The domino is a small rectangular block, often painted white with a black center, that is used to play games of chance and strategy. Originally, each domino represented one of the 21 possible outcomes of throwing two six-sided dice (d6). In the early 20th century, a number of new rules and variants were developed for using dominoes in positionsal games. These games involve placing dominoes edge to edge so that the adjacent sides match, are identical, or form some specified total. A typical domino set contains 28 tiles, and larger sets exist for use by players who want to play longer games.

Most people are familiar with the traditional game of dominoes, in which players take turns placing tiles on a table. Each tile must touch another, called a bone, on its left and right edges in order to be played. Depending on the game, a player may be required to leave a certain number of bones in his or her hand at the end of a turn. If a player cannot place a bone in this fashion, he or she must “chip out” or rap the table.

Many people also enjoy stacking dominoes on their ends in long lines. This is a popular form of art, and some people create extremely complex designs.
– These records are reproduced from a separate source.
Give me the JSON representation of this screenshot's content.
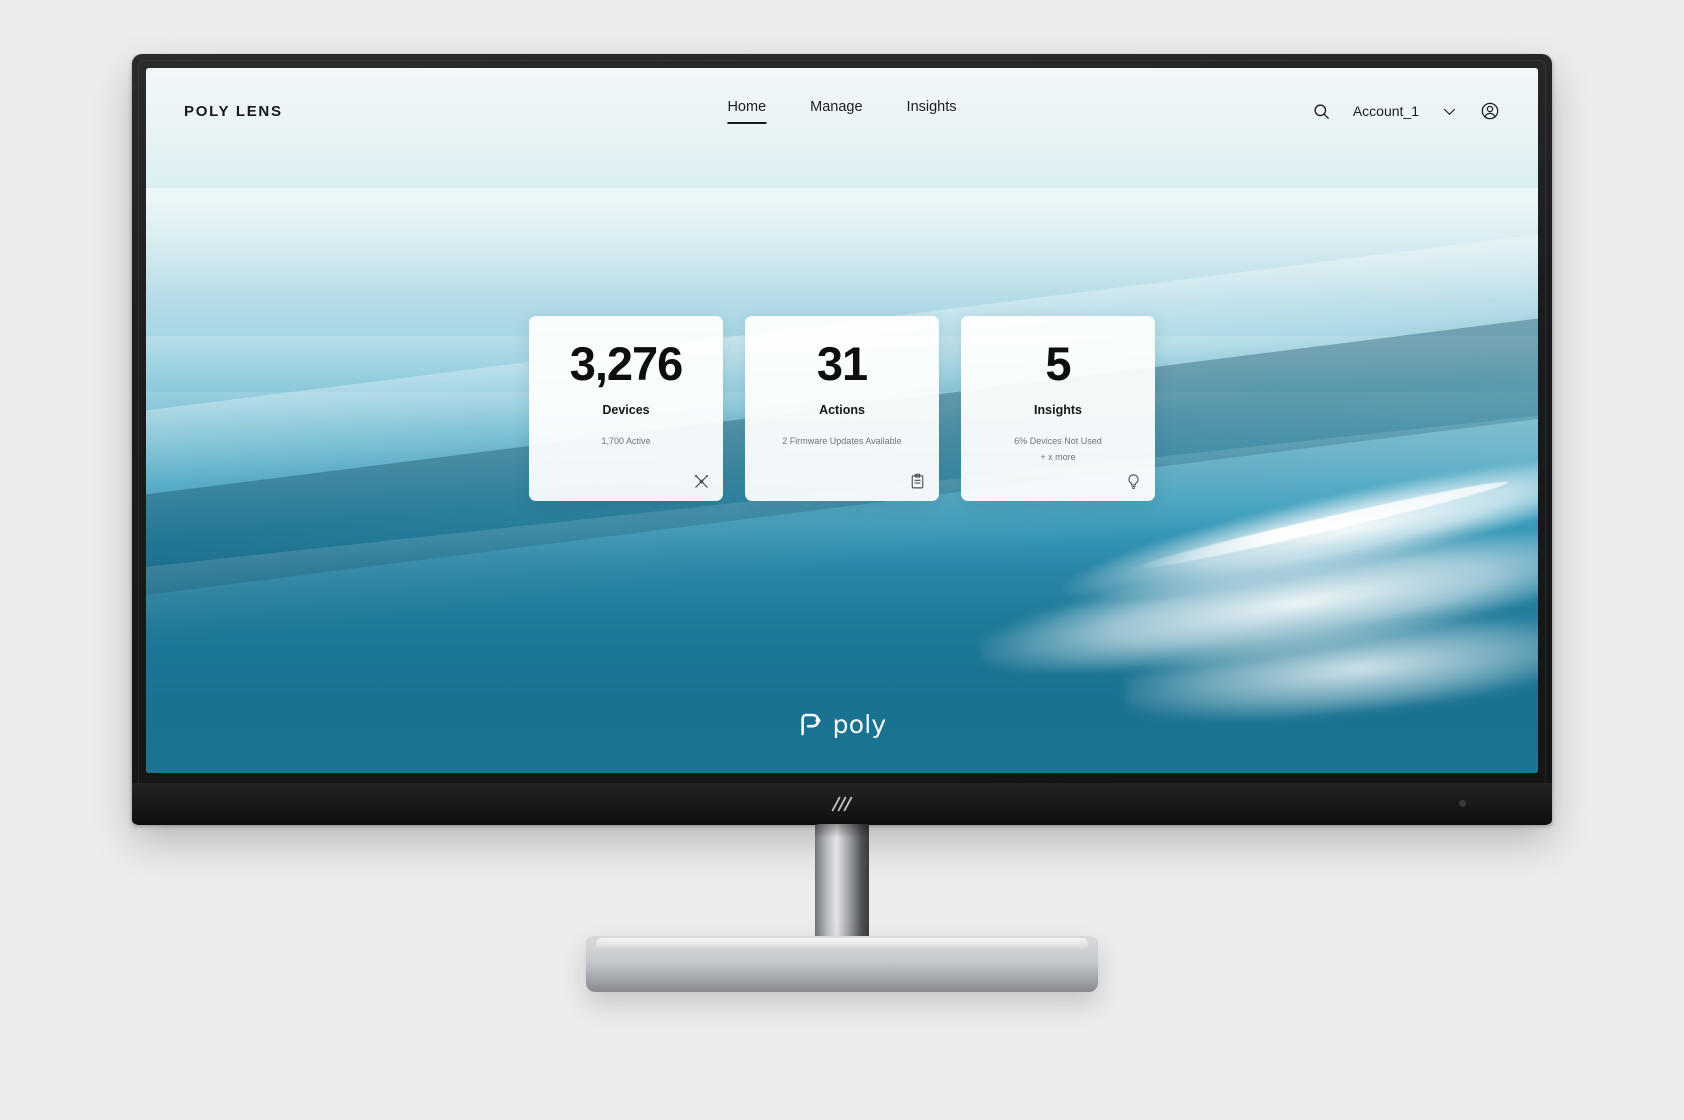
{
  "app": {
    "brand": "POLY LENS",
    "watermark_text": "poly"
  },
  "header": {
    "nav": [
      {
        "label": "Home",
        "active": true
      },
      {
        "label": "Manage",
        "active": false
      },
      {
        "label": "Insights",
        "active": false
      }
    ],
    "search_icon": "search-icon",
    "account_name": "Account_1",
    "chevron_icon": "chevron-down-icon",
    "avatar_icon": "account-avatar-icon"
  },
  "cards": [
    {
      "value": "3,276",
      "label": "Devices",
      "sub_lines": [
        "1,700 Active"
      ],
      "icon": "devices-network-icon"
    },
    {
      "value": "31",
      "label": "Actions",
      "sub_lines": [
        "2 Firmware Updates Available"
      ],
      "icon": "clipboard-icon"
    },
    {
      "value": "5",
      "label": "Insights",
      "sub_lines": [
        "6% Devices Not Used",
        "+ x more"
      ],
      "icon": "lightbulb-icon"
    }
  ],
  "hardware": {
    "vendor_logo": "hp-logo",
    "bezel_color": "#1c1c1e",
    "stand_color": "#c6c9cc"
  },
  "theme": {
    "page_background": "#ececec",
    "card_background": "#ffffff",
    "text_primary": "#17181a",
    "text_muted": "#6e757a",
    "ocean_light": "#cfe8ee",
    "ocean_deep": "#1b7594"
  }
}
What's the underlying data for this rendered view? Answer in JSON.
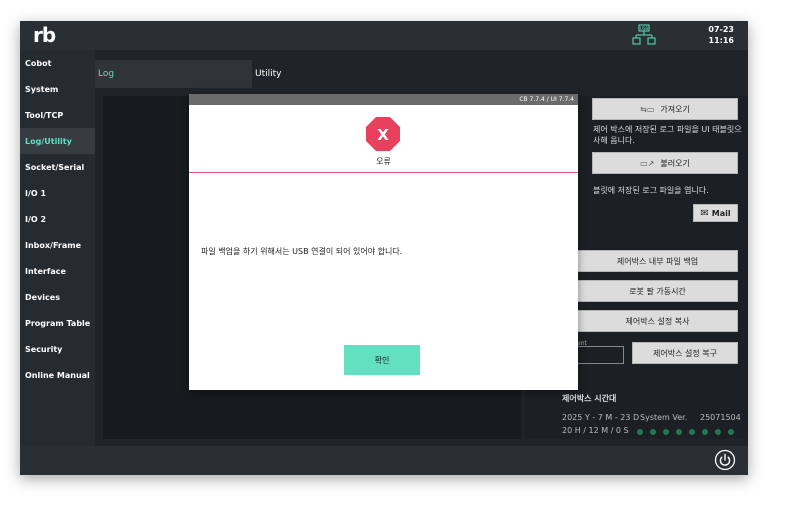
{
  "header": {
    "logo_text": "rb",
    "date": "07-23",
    "time": "11:16",
    "icon_usb": "usb-network-icon"
  },
  "sidebar": {
    "items": [
      {
        "label": "Cobot"
      },
      {
        "label": "System"
      },
      {
        "label": "Tool/TCP"
      },
      {
        "label": "Log/Utility",
        "active": true
      },
      {
        "label": "Socket/Serial"
      },
      {
        "label": "I/O 1"
      },
      {
        "label": "I/O 2"
      },
      {
        "label": "Inbox/Frame"
      },
      {
        "label": "Interface"
      },
      {
        "label": "Devices"
      },
      {
        "label": "Program Table"
      },
      {
        "label": "Security"
      },
      {
        "label": "Online Manual"
      }
    ]
  },
  "tabs": {
    "log": "Log",
    "utility": "Utility"
  },
  "right_panel": {
    "fetch_button": "가져오기",
    "fetch_desc_1": "제어 박스에 저장된 로그 파일을 UI 태블릿으",
    "fetch_desc_2": "사해 옵니다.",
    "load_button": "불러오기",
    "load_desc": "블릿에 저장된 로그 파일을 엽니다.",
    "mail_button": "Mail",
    "internal_backup_button": "제어박스 내부 파일 백업",
    "robot_uptime_button": "로봇 팔 가동시간",
    "settings_copy_button": "제어박스 설정 복사",
    "input_label": "ent",
    "settings_restore_button": "제어박스 설정 복구",
    "controlbox_time_title": "제어박스 시간대",
    "date_line": "2025 Y - 7 M - 23 D",
    "time_line": "20 H / 12 M / 0 S",
    "system_ver_label": "System Ver.",
    "system_ver_value": "25071504"
  },
  "modal": {
    "version": "CB 7.7.4 / UI 7.7.4",
    "icon_symbol": "X",
    "title": "오류",
    "message": "파일 백업을 하기 위해서는 USB 연결이 되어 있어야 합니다.",
    "confirm_label": "확인"
  },
  "colors": {
    "accent": "#5ee0c3",
    "error": "#e8415e",
    "confirm": "#63e0c0"
  }
}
When the first domino in a line is toppled, it causes the rest of the dominoes to tip over, in a chain reaction known as the Domino Effect. The effect is a common metaphor for the way that small events can lead to much greater–and sometimes disastrous–consequences.

When writing a novel, the process of creating plot is often like arranging dominoes. The most important part of a story is setting the scene, and then letting the actions of characters build upon each other. The goal is to create a narrative that makes sense to readers, and this requires that the writer think carefully about what will happen next. Whether the writer works out the whole story in advance with an outline, or writes the book off the cuff, the question of what will happen next is always at the heart of the narrative.

A physics experiment carried out by University of British Columbia physicist Lorne Whitehead in 1983 demonstrates how the domino effect actually works. The results of the experiment show that a chain reaction starts out slow, but the resulting collapse is actually much faster than would be expected. Moreover, the size of the dominoes doesn’t have much bearing on the speed of the fall.

The word domino derives from an Italian word meaning “flip.” A hooded robe worn in combination with a mask for carnival or a masquerade is also referred to as a domino. In the late 19th century, the word began to be used in English and French as a name for a playing piece. By the 1920s, domino was in general usage as a synonym for dice. In the 1970s, Richard Nixon used the domino theory to justify the overthrow of the Allende regime in Chile on the grounds that a Communist Cuba and Chile could destabilize Indochina.